  • The corona shock has sped up the digital transformation
  • Masks and testing will bring the virus under control without lockdowns or a vaccine

The future looks bright!*

*Unless premature austerity kills the recovery.

Economists failed us yet again

Two stories dominated popular economics over the past years. Both of them turn out to be useless in the current corona crisis.

Story 1: “Robots will take our jobs!”

Fact check: people lost their jobs due to shutdowns. But no robot is taking those jobs. Partly because of the nature of the crisis. We don’t want to go to crowded restaurants right now, not even if they have robot waiters. But also because robots aren’t ready. We still rely on (badly paid) people to pick fruit and to slaughter animals.

Story 2: “Crypto will replace fiat money and banks!”

Fact check: firms need cash. They don’t want bitcoin, but dollars and euros. Central banks and governments backstop the economy. This would be impossible with a cryptocurrency with a fixed supply, as I already pointed out in Bankers are people, too.

So instead of educating voters and policy makers about money, economic influencers have wasted years of popular discourse on these two sideshows.

Thanks for nothing, economists!

Plague or famine? How Covid-19 threatens food security

The amount of household income spent on food varies greatly by country. In countries like the U.S., Singapore and Australia, less than 10% of consumers’ income goes to food. Households spend more than 40% of their income on food in countries like Nigeria, Kazakhstan and Algeria.

Of course, these are average numbers. Even in rich countries, the poorest households spend a much larger percentage of their income on food than the wealthiest.

How does the coronavirus affect food affordability? Affordability is a function of incomes and food prices.

Incomes

White collar workers can work from home during lockdowns. In countries with a strong social safety net, the government pays unemployment benefits to people who lose their jobs. The income loss of households due to lockdowns is modest.

On the other hand, lockdowns are devastating if they stop the informal economy and the state doesn’t support people’s incomes. Families who depend on remittances are in trouble if their relatives can’t earn and send money.

The corona crisis has hit certain sectors especially hard. Nations that depend on tourism or on the export of oil or garments face a severe dollar income shock.

Food prices

The coronavirus has raised retail food prices in multiple ways.

Several countries have limited or banned food exports. Travel restrictions prevent migrant farm workers from harvesting crops. Milk and vegetables go to waste at farms because of supply chain disruptions. Farmers are denied access to markets in cities. Lockdowns make food exports difficult.

Food prices are skyrocketing from West Africa to the Middle East.

Schematic effect of (the reaction to) the coronavirus on food affordability.
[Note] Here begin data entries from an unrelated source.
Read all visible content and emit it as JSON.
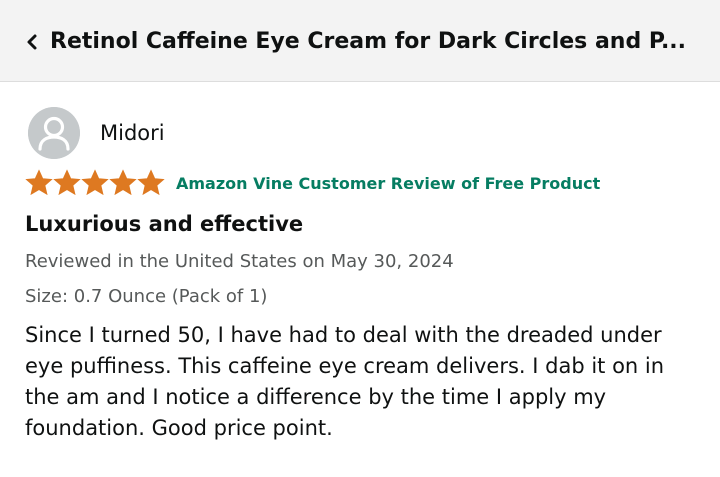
{
  "header": {
    "title": "Retinol Caffeine Eye Cream for Dark Circles and P...",
    "back_icon": "chevron-left-icon"
  },
  "review": {
    "reviewer_name": "Midori",
    "avatar_icon": "user-avatar-icon",
    "rating": 5,
    "rating_max": 5,
    "star_color": "#de7921",
    "badge": "Amazon Vine Customer Review of Free Product",
    "badge_color": "#067d62",
    "title": "Luxurious and effective",
    "date_line": "Reviewed in the United States on May 30, 2024",
    "size_line": "Size: 0.7 Ounce (Pack of 1)",
    "body": "Since I turned 50, I have had to deal with the dreaded under eye puffiness. This caffeine eye cream delivers. I dab it on in the am and I notice a difference by the time I apply my foundation. Good price point."
  }
}
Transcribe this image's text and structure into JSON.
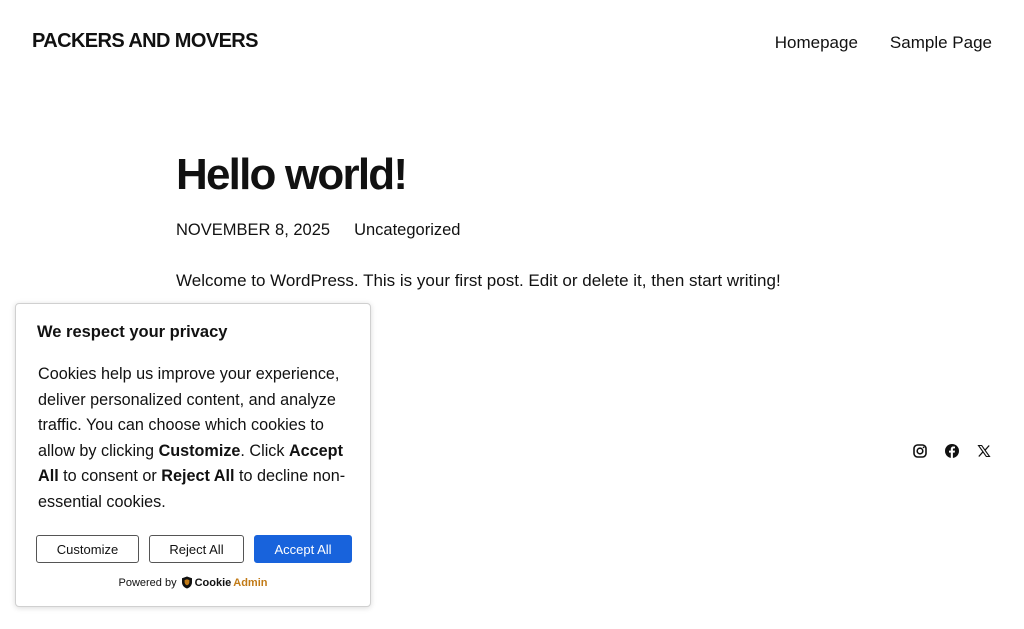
{
  "header": {
    "site_title": "PACKERS AND MOVERS",
    "nav": [
      {
        "label": "Homepage"
      },
      {
        "label": "Sample Page"
      }
    ]
  },
  "post": {
    "title": "Hello world!",
    "date": "NOVEMBER 8, 2025",
    "category": "Uncategorized",
    "body": "Welcome to WordPress. This is your first post. Edit or delete it, then start writing!"
  },
  "social": {
    "icons": [
      "instagram-icon",
      "facebook-icon",
      "x-icon"
    ]
  },
  "cookie": {
    "title": "We respect your privacy",
    "text_1": "Cookies help us improve your experience, deliver personalized content, and analyze traffic. You can choose which cookies to allow by clicking ",
    "customize_bold": "Customize",
    "text_2": ". Click ",
    "accept_bold": "Accept All",
    "text_3": " to consent or ",
    "reject_bold": "Reject All",
    "text_4": " to decline non-essential cookies.",
    "buttons": {
      "customize": "Customize",
      "reject": "Reject All",
      "accept": "Accept All"
    },
    "powered_by": "Powered by",
    "brand_part1": "Cookie",
    "brand_part2": "Admin",
    "accent_color": "#1863dc"
  }
}
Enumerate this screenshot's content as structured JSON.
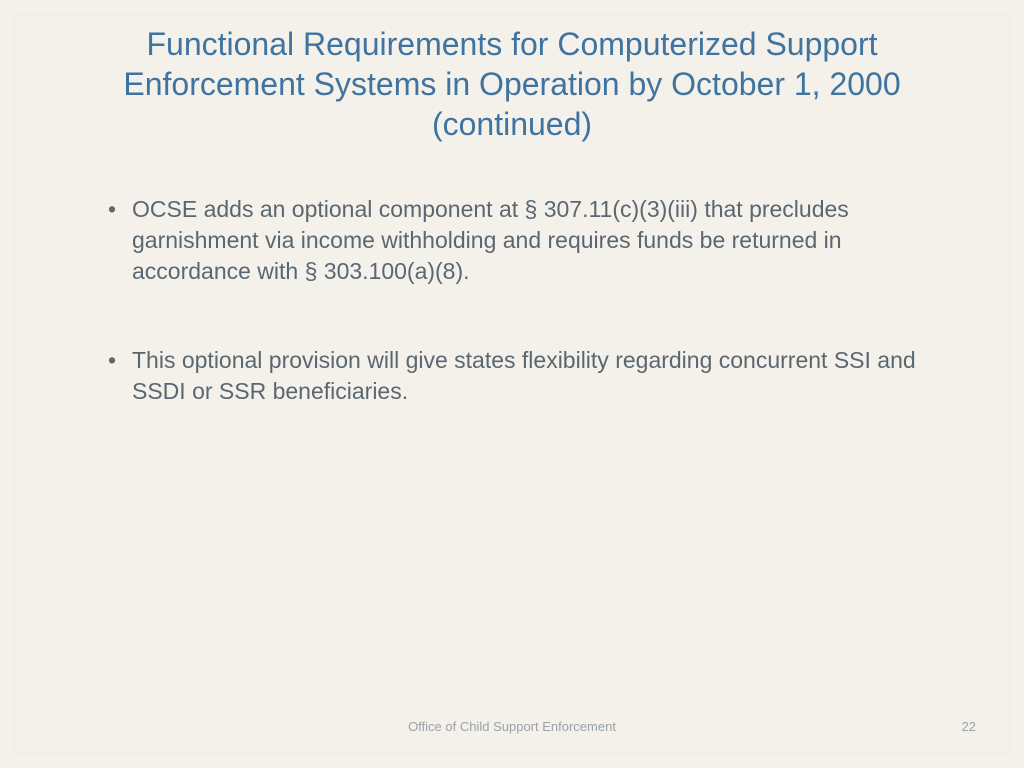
{
  "title": "Functional Requirements for Computerized Support Enforcement Systems in Operation by October 1, 2000 (continued)",
  "bullets": [
    "OCSE adds an optional component at § 307.11(c)(3)(iii) that precludes garnishment via income withholding and requires funds be returned in accordance with § 303.100(a)(8).",
    "This optional provision will give states flexibility regarding concurrent SSI and SSDI or SSR beneficiaries."
  ],
  "footer": "Office of Child Support Enforcement",
  "page_number": "22"
}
Note that there are huge inequalities within countries.

WEIRD economists should take into account inequality before advocating lockdowns.

If you want to learn more about the impact of Covid-19 on food security, you should follow the Food Pandemic Twitter account of R. Zurayk, N. Amhaz, A.Yehya. They share a lot of news from Africa and the Arab World.